→ **DATASET CONTENT**:
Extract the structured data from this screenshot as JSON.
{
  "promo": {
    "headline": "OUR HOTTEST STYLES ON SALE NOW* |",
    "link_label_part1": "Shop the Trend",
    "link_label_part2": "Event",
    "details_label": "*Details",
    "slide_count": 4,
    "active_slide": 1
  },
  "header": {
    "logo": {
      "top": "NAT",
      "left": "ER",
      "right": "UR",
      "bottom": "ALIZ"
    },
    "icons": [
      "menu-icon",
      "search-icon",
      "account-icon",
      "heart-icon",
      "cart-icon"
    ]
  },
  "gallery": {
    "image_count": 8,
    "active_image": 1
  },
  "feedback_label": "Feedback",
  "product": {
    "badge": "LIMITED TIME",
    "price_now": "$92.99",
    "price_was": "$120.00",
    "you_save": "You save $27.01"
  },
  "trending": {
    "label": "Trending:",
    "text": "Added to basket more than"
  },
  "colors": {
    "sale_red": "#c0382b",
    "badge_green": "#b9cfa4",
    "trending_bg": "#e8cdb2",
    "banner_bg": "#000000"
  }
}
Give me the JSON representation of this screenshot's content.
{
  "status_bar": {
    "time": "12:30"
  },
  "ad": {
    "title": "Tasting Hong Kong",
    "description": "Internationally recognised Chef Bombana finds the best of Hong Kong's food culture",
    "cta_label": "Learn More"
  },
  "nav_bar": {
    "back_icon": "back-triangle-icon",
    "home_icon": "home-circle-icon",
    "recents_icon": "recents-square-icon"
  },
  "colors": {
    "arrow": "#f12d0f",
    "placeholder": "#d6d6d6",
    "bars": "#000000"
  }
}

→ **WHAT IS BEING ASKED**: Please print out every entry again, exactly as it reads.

→ **EXERCISE SOLUTION**:
Extract the structured data from this screenshot as JSON.
{
  "promo": {
    "headline": "OUR HOTTEST STYLES ON SALE NOW* |",
    "link_label_part1": "Shop the Trend",
    "link_label_part2": "Event",
    "details_label": "*Details",
    "slide_count": 4,
    "active_slide": 1
  },
  "header": {
    "logo": {
      "top": "NAT",
      "left": "ER",
      "right": "UR",
      "bottom": "ALIZ"
    },
    "icons": [
      "menu-icon",
      "search-icon",
      "account-icon",
      "heart-icon",
      "cart-icon"
    ]
  },
  "gallery": {
    "image_count": 8,
    "active_image": 1
  },
  "feedback_label": "Feedback",
  "product": {
    "badge": "LIMITED TIME",
    "price_now": "$92.99",
    "price_was": "$120.00",
    "you_save": "You save $27.01"
  },
  "trending": {
    "label": "Trending:",
    "text": "Added to basket more than"
  },
  "colors": {
    "sale_red": "#c0382b",
    "badge_green": "#b9cfa4",
    "trending_bg": "#e8cdb2",
    "banner_bg": "#000000"
  }
}
Give me the JSON representation of this screenshot's content.
{
  "status_bar": {
    "time": "12:30"
  },
  "ad": {
    "title": "Tasting Hong Kong",
    "description": "Internationally recognised Chef Bombana finds the best of Hong Kong's food culture",
    "cta_label": "Learn More"
  },
  "nav_bar": {
    "back_icon": "back-triangle-icon",
    "home_icon": "home-circle-icon",
    "recents_icon": "recents-square-icon"
  },
  "colors": {
    "arrow": "#f12d0f",
    "placeholder": "#d6d6d6",
    "bars": "#000000"
  }
}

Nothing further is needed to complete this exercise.